Task details:
Please return every line of the listing. Keep each one exact.

------------

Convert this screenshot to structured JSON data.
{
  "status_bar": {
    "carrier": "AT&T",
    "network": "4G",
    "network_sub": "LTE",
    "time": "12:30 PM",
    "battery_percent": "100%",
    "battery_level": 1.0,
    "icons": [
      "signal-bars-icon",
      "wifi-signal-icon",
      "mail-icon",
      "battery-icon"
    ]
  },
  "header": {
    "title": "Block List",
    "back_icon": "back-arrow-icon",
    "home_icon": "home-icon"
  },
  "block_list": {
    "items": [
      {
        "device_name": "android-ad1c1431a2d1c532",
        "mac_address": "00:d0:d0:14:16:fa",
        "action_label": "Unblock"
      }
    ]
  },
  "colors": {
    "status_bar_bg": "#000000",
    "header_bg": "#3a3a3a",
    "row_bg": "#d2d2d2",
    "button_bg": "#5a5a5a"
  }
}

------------

Solution to the problem:
Convert this screenshot to structured JSON data.
{
  "status_bar": {
    "carrier": "AT&T",
    "network": "4G",
    "network_sub": "LTE",
    "time": "12:30 PM",
    "battery_percent": "100%",
    "battery_level": 1.0,
    "icons": [
      "signal-bars-icon",
      "wifi-signal-icon",
      "mail-icon",
      "battery-icon"
    ]
  },
  "header": {
    "title": "Block List",
    "back_icon": "back-arrow-icon",
    "home_icon": "home-icon"
  },
  "block_list": {
    "items": [
      {
        "device_name": "android-ad1c1431a2d1c532",
        "mac_address": "00:d0:d0:14:16:fa",
        "action_label": "Unblock"
      }
    ]
  },
  "colors": {
    "status_bar_bg": "#000000",
    "header_bg": "#3a3a3a",
    "row_bg": "#d2d2d2",
    "button_bg": "#5a5a5a"
  }
}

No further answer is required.